### Record extracts
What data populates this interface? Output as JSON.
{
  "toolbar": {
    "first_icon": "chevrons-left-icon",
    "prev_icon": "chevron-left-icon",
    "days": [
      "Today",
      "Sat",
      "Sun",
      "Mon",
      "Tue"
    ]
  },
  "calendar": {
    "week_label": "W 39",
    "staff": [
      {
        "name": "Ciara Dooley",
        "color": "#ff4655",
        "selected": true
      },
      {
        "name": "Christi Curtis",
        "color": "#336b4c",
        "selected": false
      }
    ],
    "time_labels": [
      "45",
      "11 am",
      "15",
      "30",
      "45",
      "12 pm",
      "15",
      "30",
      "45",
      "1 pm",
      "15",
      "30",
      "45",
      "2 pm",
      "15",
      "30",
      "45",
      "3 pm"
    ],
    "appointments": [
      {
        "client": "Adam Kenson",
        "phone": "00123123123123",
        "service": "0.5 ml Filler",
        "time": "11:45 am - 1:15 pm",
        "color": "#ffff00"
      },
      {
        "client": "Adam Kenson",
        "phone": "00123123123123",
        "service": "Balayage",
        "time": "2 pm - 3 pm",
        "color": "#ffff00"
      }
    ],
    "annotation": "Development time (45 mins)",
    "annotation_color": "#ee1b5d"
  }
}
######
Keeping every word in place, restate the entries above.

What data populates this interface? Output as JSON.
{
  "toolbar": {
    "first_icon": "chevrons-left-icon",
    "prev_icon": "chevron-left-icon",
    "days": [
      "Today",
      "Sat",
      "Sun",
      "Mon",
      "Tue"
    ]
  },
  "calendar": {
    "week_label": "W 39",
    "staff": [
      {
        "name": "Ciara Dooley",
        "color": "#ff4655",
        "selected": true
      },
      {
        "name": "Christi Curtis",
        "color": "#336b4c",
        "selected": false
      }
    ],
    "time_labels": [
      "45",
      "11 am",
      "15",
      "30",
      "45",
      "12 pm",
      "15",
      "30",
      "45",
      "1 pm",
      "15",
      "30",
      "45",
      "2 pm",
      "15",
      "30",
      "45",
      "3 pm"
    ],
    "appointments": [
      {
        "client": "Adam Kenson",
        "phone": "00123123123123",
        "service": "0.5 ml Filler",
        "time": "11:45 am - 1:15 pm",
        "color": "#ffff00"
      },
      {
        "client": "Adam Kenson",
        "phone": "00123123123123",
        "service": "Balayage",
        "time": "2 pm - 3 pm",
        "color": "#ffff00"
      }
    ],
    "annotation": "Development time (45 mins)",
    "annotation_color": "#ee1b5d"
  }
}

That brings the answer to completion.